Rooster tail feathers (called sickles): God and Goddess.
The black ones resemble the horns of the Horned God and are a symbol of male virility.
The white ones resemble the sickle with which grain sacred to the Goddess is reaped.
 They also resemble the waxing and waning moon.

Once you’ve made your witch’s ladder, hang it near your door for protection, in the Feng Shui money corner of your house (southeast corner) for prosperity, or maybe next to your bed to attract love.

Happy Harvest!

Artemis Midwife

Born a midwife, born in between the cracks of life and death
on the island between day and night
Artemis! I hear you.
I hear your strong voice calling
calling me to step up.
Barely heartbeats born, and the strong-voiced one
aided Leto in Apollo's birth.
Imagine: blood on her hands, blood between her mother's legs
herself newborn learning what a body was, how to move her feet and hands
knowing that her mother needed help
and there was no one else to give it.
Artemis, strong-voiced one
calls us to step up
because, she taught with her first moments of life,
when need calls
we have what we need to answer.
Women are powerful survivors.
We are justice-warriors.
We get up after the long dark night
and make breakfast for the children.
We get up.  We step up.
We are powerful.  We get it done.
Artemis, strong-voiced one
calls us to cut it out, figure it out,
be the change we need to see.
We are powerful.
We get it done.
Sometimes we are flood-powerful, crashing through resistance,
swift and true as a hail of the Huntress's arrows.
Sometimes we are creek-powerful, small and quiet
and persistent.
There is a saying about rocks and rivers.  The smallest, quietest trickle
will carve its way in time, if it does not allow itself to be diverted.
Artemis, strong Huntress!
Help us find our strength
that we, too, may do what needs doing
however hard, however long the struggle.

Artemis by Joanna Barnum

Artemis by Joanna Barnum

The Art of Storytelling

by Chieftain Branwen

First Rule of Storytelling: There are no rules.
Second Rule of Storytelling: Everything can be substituted.
Third Rule of Storytelling: Remember the Rule of Three.

One of the key elements to good public storytelling is tying in the theme of the occasion to the story. It then becomes not just some time filler to listen to, but a part of the energy and magic of the event itself. Oral storytelling has a long rich history of imparting wisdom, morale, and evoking emotion. It is that history that you want to tap into in the moment. Here are some questions to ask yourself:

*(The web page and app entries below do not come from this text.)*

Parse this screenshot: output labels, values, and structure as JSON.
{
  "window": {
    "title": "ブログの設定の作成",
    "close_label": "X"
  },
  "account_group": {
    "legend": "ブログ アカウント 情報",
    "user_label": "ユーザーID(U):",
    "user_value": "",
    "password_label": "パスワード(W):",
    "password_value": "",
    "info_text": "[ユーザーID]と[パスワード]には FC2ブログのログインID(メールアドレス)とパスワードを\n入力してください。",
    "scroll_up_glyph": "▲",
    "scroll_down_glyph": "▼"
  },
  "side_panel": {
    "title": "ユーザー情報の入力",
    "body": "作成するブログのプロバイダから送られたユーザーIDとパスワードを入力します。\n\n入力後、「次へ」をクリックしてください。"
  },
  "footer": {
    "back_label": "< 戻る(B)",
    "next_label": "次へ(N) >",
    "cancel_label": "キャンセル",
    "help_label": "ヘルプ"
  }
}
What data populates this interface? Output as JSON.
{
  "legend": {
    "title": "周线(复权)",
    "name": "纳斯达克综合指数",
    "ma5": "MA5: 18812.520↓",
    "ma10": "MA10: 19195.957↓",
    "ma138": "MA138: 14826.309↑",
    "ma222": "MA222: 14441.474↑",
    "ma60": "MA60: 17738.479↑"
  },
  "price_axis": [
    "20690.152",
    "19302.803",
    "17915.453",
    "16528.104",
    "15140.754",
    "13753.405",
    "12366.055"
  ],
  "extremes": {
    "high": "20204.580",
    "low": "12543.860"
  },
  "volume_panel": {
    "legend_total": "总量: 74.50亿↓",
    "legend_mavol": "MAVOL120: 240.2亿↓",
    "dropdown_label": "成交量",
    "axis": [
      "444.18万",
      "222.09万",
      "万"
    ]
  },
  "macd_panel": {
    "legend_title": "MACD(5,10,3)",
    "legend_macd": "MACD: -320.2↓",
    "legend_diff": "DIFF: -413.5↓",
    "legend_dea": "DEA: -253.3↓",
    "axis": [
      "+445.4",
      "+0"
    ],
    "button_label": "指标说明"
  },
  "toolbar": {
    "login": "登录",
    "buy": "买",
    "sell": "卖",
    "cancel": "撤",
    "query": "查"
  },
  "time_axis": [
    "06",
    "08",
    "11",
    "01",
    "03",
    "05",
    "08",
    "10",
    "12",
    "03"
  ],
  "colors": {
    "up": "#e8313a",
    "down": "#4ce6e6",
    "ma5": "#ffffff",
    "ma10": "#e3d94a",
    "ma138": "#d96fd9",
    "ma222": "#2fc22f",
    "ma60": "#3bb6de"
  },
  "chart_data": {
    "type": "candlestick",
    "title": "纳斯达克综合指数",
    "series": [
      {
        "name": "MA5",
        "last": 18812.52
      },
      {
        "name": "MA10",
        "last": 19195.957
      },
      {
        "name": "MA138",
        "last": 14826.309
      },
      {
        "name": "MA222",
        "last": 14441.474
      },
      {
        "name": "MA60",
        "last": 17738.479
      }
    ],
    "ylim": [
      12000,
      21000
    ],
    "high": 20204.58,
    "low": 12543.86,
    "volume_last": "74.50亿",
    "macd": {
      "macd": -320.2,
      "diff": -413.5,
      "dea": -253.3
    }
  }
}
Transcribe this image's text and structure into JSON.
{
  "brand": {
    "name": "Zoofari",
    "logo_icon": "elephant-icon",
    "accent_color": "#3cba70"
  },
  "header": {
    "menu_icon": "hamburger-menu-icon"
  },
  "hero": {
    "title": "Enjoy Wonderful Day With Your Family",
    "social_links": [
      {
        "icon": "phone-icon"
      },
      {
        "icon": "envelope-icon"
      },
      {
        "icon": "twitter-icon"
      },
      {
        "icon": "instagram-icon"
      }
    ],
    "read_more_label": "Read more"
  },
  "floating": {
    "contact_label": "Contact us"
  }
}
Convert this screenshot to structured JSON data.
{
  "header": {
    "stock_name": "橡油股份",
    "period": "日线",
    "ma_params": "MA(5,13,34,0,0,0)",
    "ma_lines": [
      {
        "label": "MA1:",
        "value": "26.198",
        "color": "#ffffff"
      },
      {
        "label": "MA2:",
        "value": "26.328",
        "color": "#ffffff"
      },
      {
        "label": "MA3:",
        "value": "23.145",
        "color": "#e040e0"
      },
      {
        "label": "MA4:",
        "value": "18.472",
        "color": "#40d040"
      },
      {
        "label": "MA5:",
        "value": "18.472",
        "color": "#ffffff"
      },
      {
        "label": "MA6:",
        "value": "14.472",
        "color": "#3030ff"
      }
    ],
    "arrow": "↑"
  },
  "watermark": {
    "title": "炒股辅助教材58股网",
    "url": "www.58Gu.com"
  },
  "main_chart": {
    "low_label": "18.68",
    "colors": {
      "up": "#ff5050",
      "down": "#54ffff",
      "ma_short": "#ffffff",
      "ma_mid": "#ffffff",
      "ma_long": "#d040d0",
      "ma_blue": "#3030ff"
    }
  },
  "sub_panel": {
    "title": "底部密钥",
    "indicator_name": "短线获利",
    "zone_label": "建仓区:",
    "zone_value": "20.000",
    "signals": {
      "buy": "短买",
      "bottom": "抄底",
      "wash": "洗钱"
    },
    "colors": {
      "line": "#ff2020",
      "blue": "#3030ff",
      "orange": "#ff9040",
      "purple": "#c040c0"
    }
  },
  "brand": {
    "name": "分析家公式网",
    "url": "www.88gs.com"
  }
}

What is the theme of the occasion?
How do modern people relate to this theme (and what are some difficulties they might have)?
What are some conflicts that reflect this theme?
Are there key elements tying into the next activity that need to be present?

Even when simply re-telling a myth, asking these questions and infusing the theme of the story into it can elevate the story, and the event. Most classical myths are the mere skeletons of stories, and are ready and waiting to be used as vehicles for magic and lessons.

Storytelling is about creating history in the moment, do not be afraid to change myth and stories to fit the need of the event. People will remember things that connect directly to them much more, and we are creating our own traditions in doing so.

Rule of Three

It is easier to remember stories with elements of three. At its simplest, any story can be broken down into three parts:

Introduction: Climax: Resolution

Each of those parts can also be simplified into three points:

  • Introduction: Set up the world, set up character, set up conflict and/or lesson "theme."
  • Climax: Three quests/tasks/challenges all tying in to "theme."
  • Resolution: Achievement of lesson "theme," ending for character, tie into next activity or the event itself.

Tips and Tricks

  • You don't have to memorize everything!
    (Memorize the bullet points of the Rule of Three, names, and one or two details.)
  • Look your audience in the eye, make connections.
  • Volume and inflection can make or break you.
  • Movement is good, make sure it's intentional.
  • Remember the first rule of storytelling, there are no rules.


Books on world folktales and mythology
Wikipedia's List of fairy tales
Children's storybooks
Folk songs
Look into the "Hero's Journey"